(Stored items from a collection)
###

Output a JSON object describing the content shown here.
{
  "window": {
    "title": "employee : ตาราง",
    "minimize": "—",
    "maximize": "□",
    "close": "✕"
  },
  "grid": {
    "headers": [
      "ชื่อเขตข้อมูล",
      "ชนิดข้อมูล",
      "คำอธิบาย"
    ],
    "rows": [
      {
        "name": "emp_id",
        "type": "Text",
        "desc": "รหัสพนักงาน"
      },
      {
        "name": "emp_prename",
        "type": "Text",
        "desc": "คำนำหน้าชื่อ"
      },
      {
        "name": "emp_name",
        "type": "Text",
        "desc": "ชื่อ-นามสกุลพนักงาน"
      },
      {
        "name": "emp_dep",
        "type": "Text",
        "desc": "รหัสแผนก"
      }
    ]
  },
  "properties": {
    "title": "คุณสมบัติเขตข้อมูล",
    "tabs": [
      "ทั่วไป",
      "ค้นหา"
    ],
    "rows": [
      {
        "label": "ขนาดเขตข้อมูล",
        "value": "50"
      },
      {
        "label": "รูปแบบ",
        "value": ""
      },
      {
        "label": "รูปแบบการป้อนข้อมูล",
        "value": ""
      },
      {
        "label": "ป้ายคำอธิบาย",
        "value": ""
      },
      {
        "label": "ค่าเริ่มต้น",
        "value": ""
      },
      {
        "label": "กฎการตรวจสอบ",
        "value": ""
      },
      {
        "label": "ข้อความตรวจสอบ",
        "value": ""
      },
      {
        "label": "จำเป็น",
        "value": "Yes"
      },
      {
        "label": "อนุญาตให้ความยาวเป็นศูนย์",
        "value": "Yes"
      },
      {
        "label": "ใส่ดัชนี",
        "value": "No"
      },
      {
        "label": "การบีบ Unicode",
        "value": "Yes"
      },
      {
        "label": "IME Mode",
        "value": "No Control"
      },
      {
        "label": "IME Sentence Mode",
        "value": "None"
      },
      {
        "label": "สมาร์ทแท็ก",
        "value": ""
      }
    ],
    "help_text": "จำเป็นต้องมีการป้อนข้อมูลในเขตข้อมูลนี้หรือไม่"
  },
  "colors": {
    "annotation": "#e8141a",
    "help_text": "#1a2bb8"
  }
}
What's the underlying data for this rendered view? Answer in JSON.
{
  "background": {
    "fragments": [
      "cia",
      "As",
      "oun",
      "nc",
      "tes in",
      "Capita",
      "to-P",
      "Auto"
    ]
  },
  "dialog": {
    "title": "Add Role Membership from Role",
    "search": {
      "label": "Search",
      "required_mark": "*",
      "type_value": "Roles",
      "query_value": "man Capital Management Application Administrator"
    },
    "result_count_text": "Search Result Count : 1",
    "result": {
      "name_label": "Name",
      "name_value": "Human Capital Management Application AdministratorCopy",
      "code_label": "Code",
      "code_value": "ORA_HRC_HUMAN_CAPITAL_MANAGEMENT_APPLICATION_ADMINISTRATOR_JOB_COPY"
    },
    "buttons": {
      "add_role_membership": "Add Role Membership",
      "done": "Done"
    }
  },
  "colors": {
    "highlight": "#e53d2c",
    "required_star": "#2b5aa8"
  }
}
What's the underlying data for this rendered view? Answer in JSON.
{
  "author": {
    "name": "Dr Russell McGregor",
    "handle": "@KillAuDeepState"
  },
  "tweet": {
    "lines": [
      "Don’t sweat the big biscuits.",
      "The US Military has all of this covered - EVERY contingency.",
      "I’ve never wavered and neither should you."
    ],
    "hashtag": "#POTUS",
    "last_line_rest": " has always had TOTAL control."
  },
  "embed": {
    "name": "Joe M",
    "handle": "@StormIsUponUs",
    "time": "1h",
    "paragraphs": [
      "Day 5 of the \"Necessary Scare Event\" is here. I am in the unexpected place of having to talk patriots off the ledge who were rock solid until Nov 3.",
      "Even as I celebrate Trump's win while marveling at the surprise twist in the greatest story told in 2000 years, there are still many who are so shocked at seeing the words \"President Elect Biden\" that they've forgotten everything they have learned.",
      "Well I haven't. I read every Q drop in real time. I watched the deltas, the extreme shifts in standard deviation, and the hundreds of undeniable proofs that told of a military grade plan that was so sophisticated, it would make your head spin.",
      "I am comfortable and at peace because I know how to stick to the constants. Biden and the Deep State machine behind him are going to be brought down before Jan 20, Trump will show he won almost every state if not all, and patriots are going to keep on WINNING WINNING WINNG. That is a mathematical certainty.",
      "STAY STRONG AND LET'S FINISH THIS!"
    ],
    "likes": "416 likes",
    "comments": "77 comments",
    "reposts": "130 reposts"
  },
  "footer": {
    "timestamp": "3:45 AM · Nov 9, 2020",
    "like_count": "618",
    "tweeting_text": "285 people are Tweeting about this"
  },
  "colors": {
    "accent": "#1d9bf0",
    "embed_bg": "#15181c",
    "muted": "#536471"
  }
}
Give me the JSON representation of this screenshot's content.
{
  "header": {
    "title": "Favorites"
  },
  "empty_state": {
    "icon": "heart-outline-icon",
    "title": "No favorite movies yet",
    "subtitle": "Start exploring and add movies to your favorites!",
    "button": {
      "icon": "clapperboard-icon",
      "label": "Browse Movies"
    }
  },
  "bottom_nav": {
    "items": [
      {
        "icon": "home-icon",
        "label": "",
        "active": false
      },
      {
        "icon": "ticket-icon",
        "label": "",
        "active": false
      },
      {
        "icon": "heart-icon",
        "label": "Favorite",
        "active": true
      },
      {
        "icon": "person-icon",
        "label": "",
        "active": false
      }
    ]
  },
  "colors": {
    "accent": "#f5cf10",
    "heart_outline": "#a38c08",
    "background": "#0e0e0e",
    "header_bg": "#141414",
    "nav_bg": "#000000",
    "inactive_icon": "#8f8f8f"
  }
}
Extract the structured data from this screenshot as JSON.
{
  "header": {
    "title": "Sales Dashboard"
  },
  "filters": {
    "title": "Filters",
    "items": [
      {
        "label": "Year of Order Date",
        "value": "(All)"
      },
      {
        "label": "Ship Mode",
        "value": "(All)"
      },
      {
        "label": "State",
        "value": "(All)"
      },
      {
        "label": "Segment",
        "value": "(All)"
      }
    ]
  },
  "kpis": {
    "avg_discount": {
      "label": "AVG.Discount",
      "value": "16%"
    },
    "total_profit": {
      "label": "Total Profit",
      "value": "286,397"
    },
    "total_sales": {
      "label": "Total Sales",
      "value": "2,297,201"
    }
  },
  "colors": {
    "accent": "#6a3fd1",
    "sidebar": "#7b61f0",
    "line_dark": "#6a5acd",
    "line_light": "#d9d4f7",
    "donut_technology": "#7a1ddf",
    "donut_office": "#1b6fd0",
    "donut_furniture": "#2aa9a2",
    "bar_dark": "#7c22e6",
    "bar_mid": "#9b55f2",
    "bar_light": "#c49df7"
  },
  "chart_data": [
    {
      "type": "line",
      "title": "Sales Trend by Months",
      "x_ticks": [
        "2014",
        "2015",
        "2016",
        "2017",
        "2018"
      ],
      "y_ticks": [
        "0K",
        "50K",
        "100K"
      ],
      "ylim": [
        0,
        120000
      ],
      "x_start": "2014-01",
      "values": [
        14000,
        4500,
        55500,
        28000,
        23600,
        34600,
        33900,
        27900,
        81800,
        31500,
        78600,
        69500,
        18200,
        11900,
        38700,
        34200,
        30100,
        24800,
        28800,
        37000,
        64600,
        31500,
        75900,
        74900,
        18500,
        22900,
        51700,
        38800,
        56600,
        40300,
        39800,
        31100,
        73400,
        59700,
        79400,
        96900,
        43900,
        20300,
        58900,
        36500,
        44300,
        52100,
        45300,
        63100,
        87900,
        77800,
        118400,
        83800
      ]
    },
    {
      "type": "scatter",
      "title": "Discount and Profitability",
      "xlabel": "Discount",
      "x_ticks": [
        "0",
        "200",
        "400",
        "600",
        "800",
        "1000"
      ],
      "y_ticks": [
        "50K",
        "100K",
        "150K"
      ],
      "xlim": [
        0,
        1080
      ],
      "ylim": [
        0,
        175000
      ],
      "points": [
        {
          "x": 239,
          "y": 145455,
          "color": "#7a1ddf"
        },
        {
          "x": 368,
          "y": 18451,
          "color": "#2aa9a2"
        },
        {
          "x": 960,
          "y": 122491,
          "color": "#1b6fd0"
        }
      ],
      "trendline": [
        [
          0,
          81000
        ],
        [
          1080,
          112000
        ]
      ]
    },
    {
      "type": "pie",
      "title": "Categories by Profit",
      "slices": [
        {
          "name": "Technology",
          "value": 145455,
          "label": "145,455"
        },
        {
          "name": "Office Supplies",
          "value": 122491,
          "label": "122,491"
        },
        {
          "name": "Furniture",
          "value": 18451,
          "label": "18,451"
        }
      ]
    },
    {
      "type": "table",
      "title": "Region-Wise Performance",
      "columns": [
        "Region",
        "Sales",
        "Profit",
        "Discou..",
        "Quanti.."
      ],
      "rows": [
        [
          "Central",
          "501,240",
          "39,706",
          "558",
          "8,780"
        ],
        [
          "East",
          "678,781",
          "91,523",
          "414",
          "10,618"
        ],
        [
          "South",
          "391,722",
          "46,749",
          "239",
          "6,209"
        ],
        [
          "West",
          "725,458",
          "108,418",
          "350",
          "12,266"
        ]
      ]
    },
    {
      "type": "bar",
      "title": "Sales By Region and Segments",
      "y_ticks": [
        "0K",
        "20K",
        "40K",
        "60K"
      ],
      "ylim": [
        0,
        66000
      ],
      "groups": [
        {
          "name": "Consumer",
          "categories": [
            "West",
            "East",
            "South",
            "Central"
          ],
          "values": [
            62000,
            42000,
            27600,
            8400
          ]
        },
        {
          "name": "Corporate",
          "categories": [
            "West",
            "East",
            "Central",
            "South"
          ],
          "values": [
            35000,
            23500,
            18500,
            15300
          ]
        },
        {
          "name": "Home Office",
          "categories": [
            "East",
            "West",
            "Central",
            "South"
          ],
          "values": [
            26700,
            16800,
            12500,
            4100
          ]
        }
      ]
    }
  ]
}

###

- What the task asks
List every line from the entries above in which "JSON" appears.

- Solution to this problem
Output a JSON object describing the content shown here.
What's the underlying data for this rendered view? Answer in JSON.
What's the underlying data for this rendered view? Answer in JSON.
Give me the JSON representation of this screenshot's content.
Extract the structured data from this screenshot as JSON.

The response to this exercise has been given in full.